I think it impossible for a person to claim Christianity and reject the church. Without the church, without the Bible, there is no such thing as Christianity. Since the church wrote the Bible, it is the church that gave us Christianity. To be a Christian requires a communal connection with a visible body of believers. It has always been this way, and it is up to the Christianity is not a religion crowd to show why it shouldn’t continue to be this way.
Feelings and personal opinions don’t matter here. What does the Bible say? I maintain there is no Christianity without the Bible.It us up to those who disagree to prove otherwise. Show me how it is possible to have Christianity without the church or Christianity without the Bible. From my seat in the atheist pew, the church and the Bible are joined at the hip and each need the other to survive.
I’m sure someone is going to ask why this matters to me. After all, I’m not a Christian, so why I do I care? This issue matters to me because I write a good bit about Christianity and religion. Whenever my writing gets too uncomfortable for Christians, they like to suggest that I am not writing about their brand or their version of Christianity. They like to suggest that I have confused religion with Christianity. When family members do bad things they like to divorce themselves from their relatives and pretend there is no familial connection. But, like it or not, every Christian is connected to other Christians and the crazy uncles and aunts are part of the family.

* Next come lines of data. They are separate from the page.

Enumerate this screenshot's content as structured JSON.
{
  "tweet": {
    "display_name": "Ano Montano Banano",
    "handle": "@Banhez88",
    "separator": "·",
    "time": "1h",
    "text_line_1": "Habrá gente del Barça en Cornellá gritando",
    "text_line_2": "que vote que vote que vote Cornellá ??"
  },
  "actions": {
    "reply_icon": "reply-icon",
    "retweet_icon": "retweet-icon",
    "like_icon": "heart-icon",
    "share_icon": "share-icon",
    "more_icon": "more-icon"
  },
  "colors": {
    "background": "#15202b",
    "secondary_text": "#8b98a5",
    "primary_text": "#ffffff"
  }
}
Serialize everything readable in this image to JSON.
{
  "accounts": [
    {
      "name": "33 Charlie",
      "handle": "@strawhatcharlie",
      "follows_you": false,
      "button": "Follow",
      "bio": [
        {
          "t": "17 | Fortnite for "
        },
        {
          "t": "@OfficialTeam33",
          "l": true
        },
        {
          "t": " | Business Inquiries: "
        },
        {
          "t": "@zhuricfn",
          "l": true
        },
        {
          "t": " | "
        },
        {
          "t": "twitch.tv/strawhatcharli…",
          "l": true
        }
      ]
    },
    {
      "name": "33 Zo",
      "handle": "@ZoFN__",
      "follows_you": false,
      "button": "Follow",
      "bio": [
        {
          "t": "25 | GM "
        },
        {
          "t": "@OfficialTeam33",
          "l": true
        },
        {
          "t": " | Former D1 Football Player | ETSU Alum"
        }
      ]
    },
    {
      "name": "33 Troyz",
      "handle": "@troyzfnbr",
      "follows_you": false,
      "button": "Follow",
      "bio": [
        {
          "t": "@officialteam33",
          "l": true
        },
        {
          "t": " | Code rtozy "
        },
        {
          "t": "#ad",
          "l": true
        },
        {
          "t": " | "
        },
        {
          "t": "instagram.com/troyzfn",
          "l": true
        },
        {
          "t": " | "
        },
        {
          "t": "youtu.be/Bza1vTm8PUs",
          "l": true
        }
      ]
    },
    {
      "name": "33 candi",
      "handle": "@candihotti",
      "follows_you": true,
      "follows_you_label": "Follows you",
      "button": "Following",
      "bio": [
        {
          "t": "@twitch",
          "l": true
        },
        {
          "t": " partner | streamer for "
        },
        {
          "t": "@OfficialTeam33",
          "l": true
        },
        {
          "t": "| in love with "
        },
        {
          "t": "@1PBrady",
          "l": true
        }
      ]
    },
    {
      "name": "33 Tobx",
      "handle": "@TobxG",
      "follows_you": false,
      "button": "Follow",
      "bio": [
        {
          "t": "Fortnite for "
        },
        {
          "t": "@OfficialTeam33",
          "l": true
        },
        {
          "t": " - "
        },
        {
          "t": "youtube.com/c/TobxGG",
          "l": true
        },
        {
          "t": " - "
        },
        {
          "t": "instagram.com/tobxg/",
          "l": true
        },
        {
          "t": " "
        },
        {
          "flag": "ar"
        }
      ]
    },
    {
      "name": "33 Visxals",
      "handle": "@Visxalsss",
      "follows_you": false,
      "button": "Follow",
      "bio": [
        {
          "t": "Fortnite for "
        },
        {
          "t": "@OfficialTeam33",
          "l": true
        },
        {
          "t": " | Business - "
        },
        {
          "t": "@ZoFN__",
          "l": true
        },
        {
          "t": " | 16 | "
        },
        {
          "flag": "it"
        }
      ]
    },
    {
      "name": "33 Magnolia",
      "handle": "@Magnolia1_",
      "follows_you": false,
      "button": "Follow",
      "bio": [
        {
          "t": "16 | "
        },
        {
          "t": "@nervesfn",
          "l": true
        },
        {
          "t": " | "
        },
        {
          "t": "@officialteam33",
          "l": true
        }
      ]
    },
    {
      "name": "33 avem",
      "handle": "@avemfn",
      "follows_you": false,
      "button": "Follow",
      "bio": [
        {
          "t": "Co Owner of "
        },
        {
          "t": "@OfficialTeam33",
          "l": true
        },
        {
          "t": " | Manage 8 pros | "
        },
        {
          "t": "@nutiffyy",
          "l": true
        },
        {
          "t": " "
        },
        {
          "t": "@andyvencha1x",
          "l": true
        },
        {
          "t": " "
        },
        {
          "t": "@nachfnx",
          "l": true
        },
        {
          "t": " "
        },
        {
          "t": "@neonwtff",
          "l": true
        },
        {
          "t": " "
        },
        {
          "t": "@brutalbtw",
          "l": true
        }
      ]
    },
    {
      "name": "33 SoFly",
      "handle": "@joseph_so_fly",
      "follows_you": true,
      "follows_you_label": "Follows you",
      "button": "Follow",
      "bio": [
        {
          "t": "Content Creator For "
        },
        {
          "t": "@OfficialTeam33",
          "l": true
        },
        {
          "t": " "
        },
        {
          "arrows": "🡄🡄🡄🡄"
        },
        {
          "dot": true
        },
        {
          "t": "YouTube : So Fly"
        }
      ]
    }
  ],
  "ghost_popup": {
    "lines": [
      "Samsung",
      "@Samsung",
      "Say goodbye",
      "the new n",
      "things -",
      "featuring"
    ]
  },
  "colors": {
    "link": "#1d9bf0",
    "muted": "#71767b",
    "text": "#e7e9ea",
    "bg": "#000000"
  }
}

I will tell my Christian readers once again, it is your church, live with it. When you attempt to have a Christianity without the church, you are in effect starting your own religion, the Church of the Churchless Christ followers. You are simply doing what Christians have done for 2,000 years, spawning tens of thousands of sects. If you don’t like what you see start something new. But no matter how much you try, and no matter how often you reinvent yourself, Christianity will always be a religion.
Wikipedia states it succinctly:
Religion is the belief in and worship of a god or gods, or in general a set of beliefs explaining the existence of and giving meaning to the universe, usually involving devotional and ritual observances, and often containing a moral code governing the conduct of human affairs.
Christianity was, is, and always will be a religion.